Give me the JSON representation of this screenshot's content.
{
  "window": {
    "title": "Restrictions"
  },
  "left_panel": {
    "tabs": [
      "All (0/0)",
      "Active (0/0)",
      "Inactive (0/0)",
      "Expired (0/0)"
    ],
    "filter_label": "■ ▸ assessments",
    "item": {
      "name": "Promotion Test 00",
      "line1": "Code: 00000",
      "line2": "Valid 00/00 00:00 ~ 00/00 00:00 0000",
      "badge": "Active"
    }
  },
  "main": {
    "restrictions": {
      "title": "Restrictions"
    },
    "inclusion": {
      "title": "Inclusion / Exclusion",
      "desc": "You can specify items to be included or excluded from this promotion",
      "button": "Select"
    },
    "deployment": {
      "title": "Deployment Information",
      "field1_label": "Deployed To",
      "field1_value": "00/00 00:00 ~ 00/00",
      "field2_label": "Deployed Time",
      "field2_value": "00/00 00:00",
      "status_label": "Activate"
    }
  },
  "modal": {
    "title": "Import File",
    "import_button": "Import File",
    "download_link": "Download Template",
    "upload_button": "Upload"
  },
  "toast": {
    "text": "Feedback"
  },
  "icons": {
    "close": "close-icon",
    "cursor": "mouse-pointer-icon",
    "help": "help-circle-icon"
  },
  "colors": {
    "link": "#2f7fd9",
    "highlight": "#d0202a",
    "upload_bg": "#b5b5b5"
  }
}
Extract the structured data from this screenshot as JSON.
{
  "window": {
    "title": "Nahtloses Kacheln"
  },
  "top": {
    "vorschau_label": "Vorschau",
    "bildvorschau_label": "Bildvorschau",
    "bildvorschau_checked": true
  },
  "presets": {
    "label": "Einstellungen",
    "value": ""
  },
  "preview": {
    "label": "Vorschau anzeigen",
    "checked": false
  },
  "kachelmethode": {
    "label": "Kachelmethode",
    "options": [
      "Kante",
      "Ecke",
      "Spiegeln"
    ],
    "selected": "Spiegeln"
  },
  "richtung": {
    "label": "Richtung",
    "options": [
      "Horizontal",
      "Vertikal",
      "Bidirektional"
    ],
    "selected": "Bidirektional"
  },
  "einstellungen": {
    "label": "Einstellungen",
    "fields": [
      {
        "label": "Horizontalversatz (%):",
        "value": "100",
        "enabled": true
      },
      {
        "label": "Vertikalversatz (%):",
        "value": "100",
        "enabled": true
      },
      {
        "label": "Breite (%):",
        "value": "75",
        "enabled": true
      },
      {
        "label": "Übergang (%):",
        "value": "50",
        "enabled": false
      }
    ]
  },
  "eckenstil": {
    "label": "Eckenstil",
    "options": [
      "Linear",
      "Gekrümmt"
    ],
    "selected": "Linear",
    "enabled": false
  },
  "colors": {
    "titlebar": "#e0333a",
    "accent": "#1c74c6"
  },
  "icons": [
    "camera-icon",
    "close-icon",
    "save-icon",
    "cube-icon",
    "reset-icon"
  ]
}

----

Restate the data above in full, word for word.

Give me the JSON representation of this screenshot's content.
{
  "window": {
    "title": "Restrictions"
  },
  "left_panel": {
    "tabs": [
      "All (0/0)",
      "Active (0/0)",
      "Inactive (0/0)",
      "Expired (0/0)"
    ],
    "filter_label": "■ ▸ assessments",
    "item": {
      "name": "Promotion Test 00",
      "line1": "Code: 00000",
      "line2": "Valid 00/00 00:00 ~ 00/00 00:00 0000",
      "badge": "Active"
    }
  },
  "main": {
    "restrictions": {
      "title": "Restrictions"
    },
    "inclusion": {
      "title": "Inclusion / Exclusion",
      "desc": "You can specify items to be included or excluded from this promotion",
      "button": "Select"
    },
    "deployment": {
      "title": "Deployment Information",
      "field1_label": "Deployed To",
      "field1_value": "00/00 00:00 ~ 00/00",
      "field2_label": "Deployed Time",
      "field2_value": "00/00 00:00",
      "status_label": "Activate"
    }
  },
  "modal": {
    "title": "Import File",
    "import_button": "Import File",
    "download_link": "Download Template",
    "upload_button": "Upload"
  },
  "toast": {
    "text": "Feedback"
  },
  "icons": {
    "close": "close-icon",
    "cursor": "mouse-pointer-icon",
    "help": "help-circle-icon"
  },
  "colors": {
    "link": "#2f7fd9",
    "highlight": "#d0202a",
    "upload_bg": "#b5b5b5"
  }
}
Extract the structured data from this screenshot as JSON.
{
  "window": {
    "title": "Nahtloses Kacheln"
  },
  "top": {
    "vorschau_label": "Vorschau",
    "bildvorschau_label": "Bildvorschau",
    "bildvorschau_checked": true
  },
  "presets": {
    "label": "Einstellungen",
    "value": ""
  },
  "preview": {
    "label": "Vorschau anzeigen",
    "checked": false
  },
  "kachelmethode": {
    "label": "Kachelmethode",
    "options": [
      "Kante",
      "Ecke",
      "Spiegeln"
    ],
    "selected": "Spiegeln"
  },
  "richtung": {
    "label": "Richtung",
    "options": [
      "Horizontal",
      "Vertikal",
      "Bidirektional"
    ],
    "selected": "Bidirektional"
  },
  "einstellungen": {
    "label": "Einstellungen",
    "fields": [
      {
        "label": "Horizontalversatz (%):",
        "value": "100",
        "enabled": true
      },
      {
        "label": "Vertikalversatz (%):",
        "value": "100",
        "enabled": true
      },
      {
        "label": "Breite (%):",
        "value": "75",
        "enabled": true
      },
      {
        "label": "Übergang (%):",
        "value": "50",
        "enabled": false
      }
    ]
  },
  "eckenstil": {
    "label": "Eckenstil",
    "options": [
      "Linear",
      "Gekrümmt"
    ],
    "selected": "Linear",
    "enabled": false
  },
  "colors": {
    "titlebar": "#e0333a",
    "accent": "#1c74c6"
  },
  "icons": [
    "camera-icon",
    "close-icon",
    "save-icon",
    "cube-icon",
    "reset-icon"
  ]
}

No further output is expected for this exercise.